Bronchiectasis

Write about Bronchiectasis here.


• Chronic disease characterised by irreversible dilatation of bronchi due to bronchial wall damage resulting from chronic infection and inflammation

Impaired mucociliary clearance leads to accumulation of secretions

• Accumulation of secretions predispose to bacterial infection 

• Infection provokes an inflammatory response, increased mucus production and impaired ciliary function

• Excessive inflammation causes tissue damage

• Damage to the bronchial wall produces dilatation of bronchi and disruption of mucociliary clearance.

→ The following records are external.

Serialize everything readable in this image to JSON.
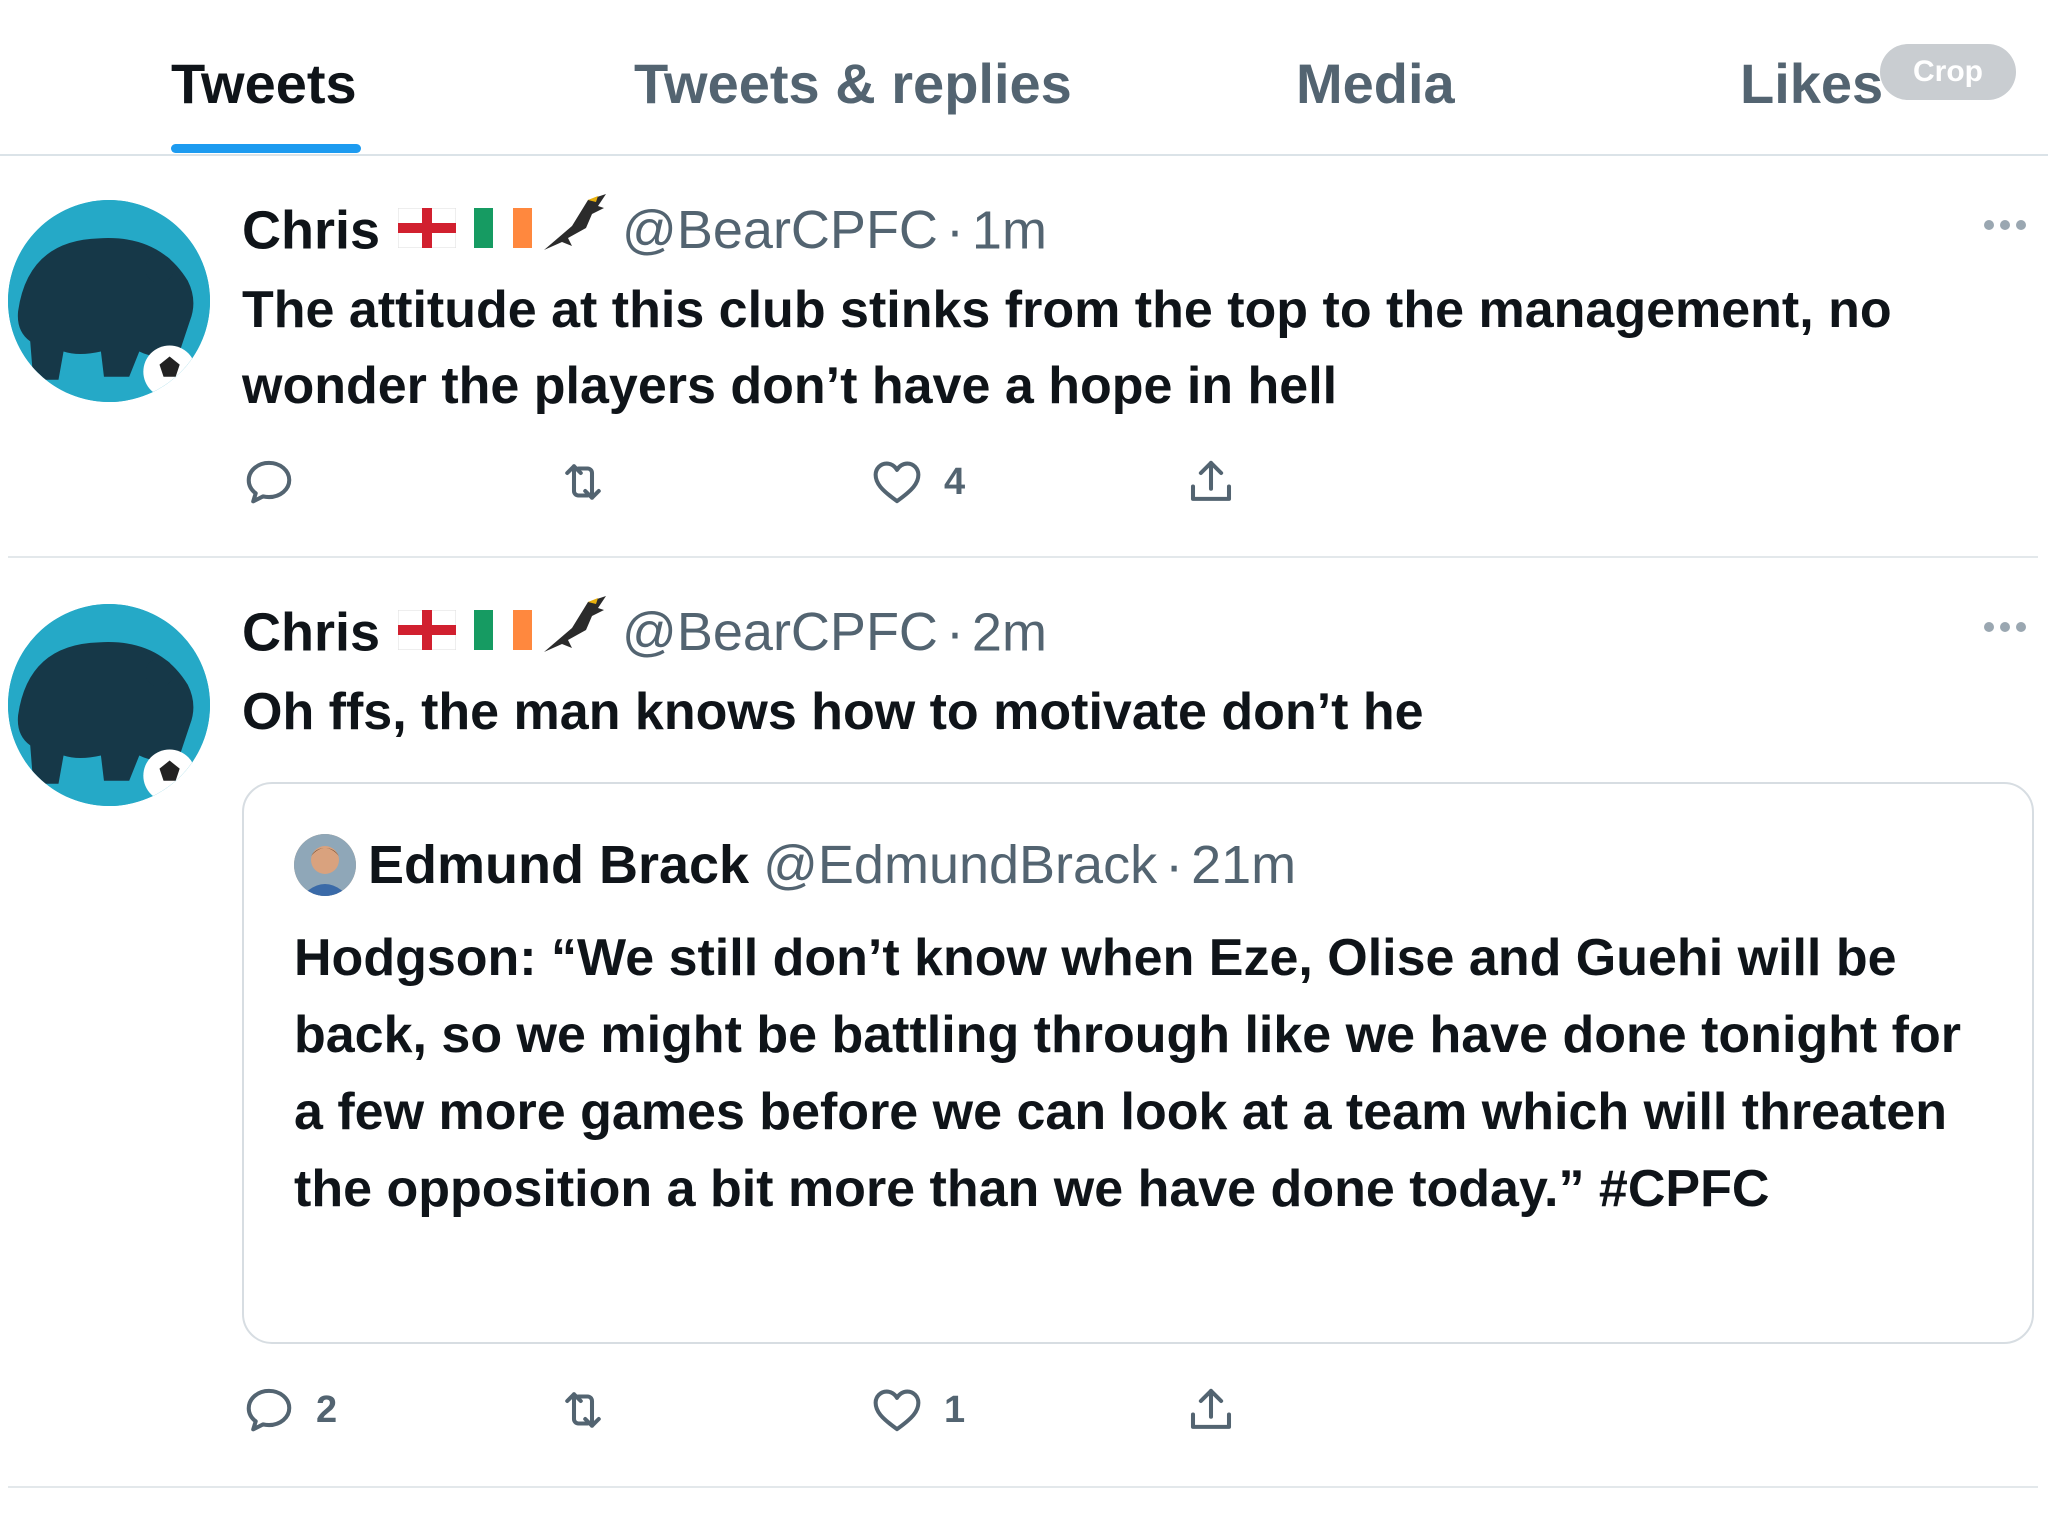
{
  "tabs": [
    {
      "label": "Tweets",
      "active": true
    },
    {
      "label": "Tweets & replies",
      "active": false
    },
    {
      "label": "Media",
      "active": false
    },
    {
      "label": "Likes",
      "active": false
    }
  ],
  "crop_label": "Crop",
  "colors": {
    "accent": "#1d9bf0",
    "muted": "#536471",
    "avatar_bg": "#25a9c7"
  },
  "tweets": [
    {
      "display_name": "Chris",
      "emoji": [
        "flag-england-icon",
        "flag-ireland-icon",
        "eagle-icon"
      ],
      "handle": "@BearCPFC",
      "separator": "·",
      "time": "1m",
      "text": "The attitude at this club stinks from the top to the management, no wonder the players don’t have a hope in hell",
      "actions": {
        "reply_count": "",
        "retweet_count": "",
        "like_count": "4"
      }
    },
    {
      "display_name": "Chris",
      "emoji": [
        "flag-england-icon",
        "flag-ireland-icon",
        "eagle-icon"
      ],
      "handle": "@BearCPFC",
      "separator": "·",
      "time": "2m",
      "text": "Oh ffs, the man knows how to motivate don’t he",
      "quote": {
        "display_name": "Edmund Brack",
        "handle": "@EdmundBrack",
        "separator": "·",
        "time": "21m",
        "text": "Hodgson: “We still don’t know when Eze, Olise and Guehi will be back, so we might be battling through like we have done tonight for a few more games before we can look at a team which will threaten the opposition a bit more than we have done today.” #CPFC"
      },
      "actions": {
        "reply_count": "2",
        "retweet_count": "",
        "like_count": "1"
      }
    }
  ]
}
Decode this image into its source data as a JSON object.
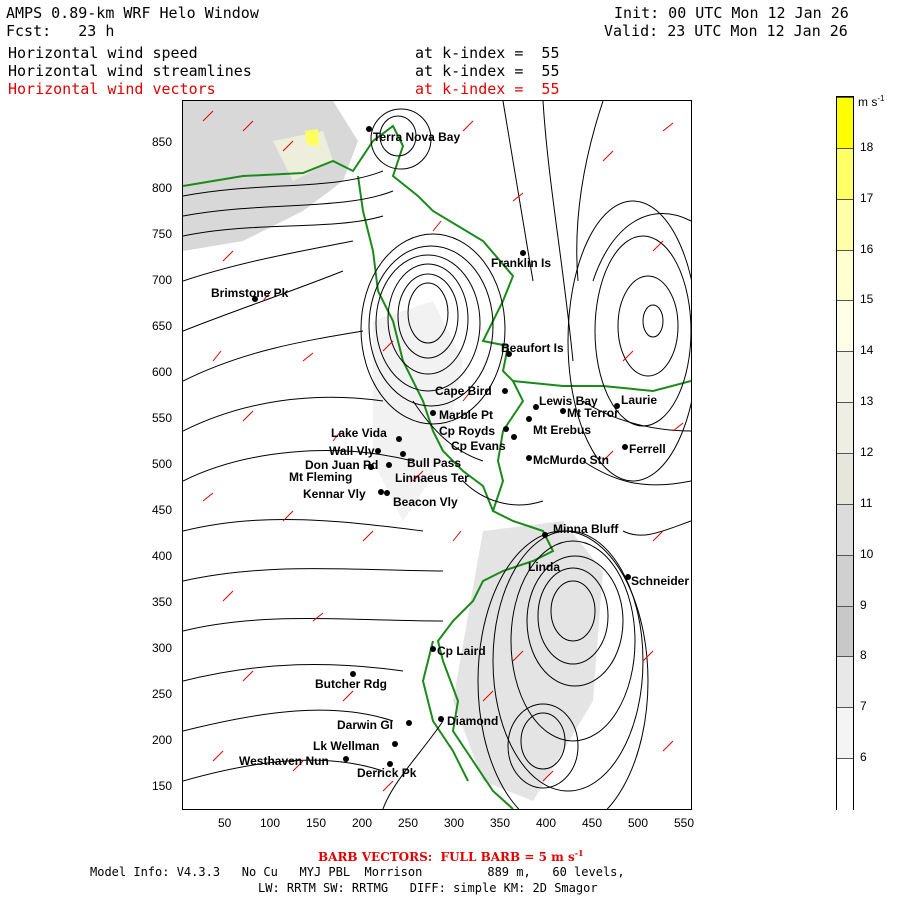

Aetiology:

Infections

(severe infections one of commonest causes of bronchial wall damage and bronchiectasis)

• In kids - pertussis and measles

• In adults - pneumonia (Strep. pneumoniae, Staph Aureus, Klebsiella pneumoniae)

TB still common cause in developing countries


• Bronchial obstruction:

Tumour (e.g. bronchial carcinoma)

• Foreign body

• Lymph node enlargement (especially causes middle lobe bronchiectasis)


  Immunodeficiency:

• Hypogammaglobulinaemia

• Selective immunoglobulin deficiencies

• HIV

Usually present with recurrent RTIs in childhood, if Dx not established until adulthood, bronchiectasis may have developed


Allergic Bronchopulmonary Aspergillosis:


• Ciliary dyskinesia:

Primary ciliary dyskinesia is an Autosomal recessive.  With situs inversus = Kartagener's


Associated diseases:

• Rheumatoid Arthritis

Ulcerative Colitis

Crohn's Disease

• Coeliac Disease


• Clinical Features:

• Chronic cough

• Production of copious purulent sputum

• Haemoptysis (intermittent)

• Fever and pleuritic pain (in infective cases)

• Chronic severe bronchiectasis -> malaise, weight loss and halitosis

• Coarse crackles

Clubbing

• Systemic spread possible - cerebral abscess and secondary amyloidosis, though unlikely with antibiotic control


• Investigations:

• CXR - peribronchial thickening - parallel tramline shadowing, or cystic dilated bronchi

• Sputum microbiology

• High Resolution CT

• Serum immunoglobulins, CF sweat test, Aspergillus precipitins (ABPA) or skin prick test

• Bronchoscopy

• Spirometry


Treatment:

• Rx of underlying cause if possible (rarely)

• Chest physio and postural drainage (twice daily)

• Abx - high doses are required to cross the scarred mucosa and purulent secretions

• Bronchodilator drugs

• Inhaled steroids

• Sx excision

• Tx if disease has progressed to respiratory failure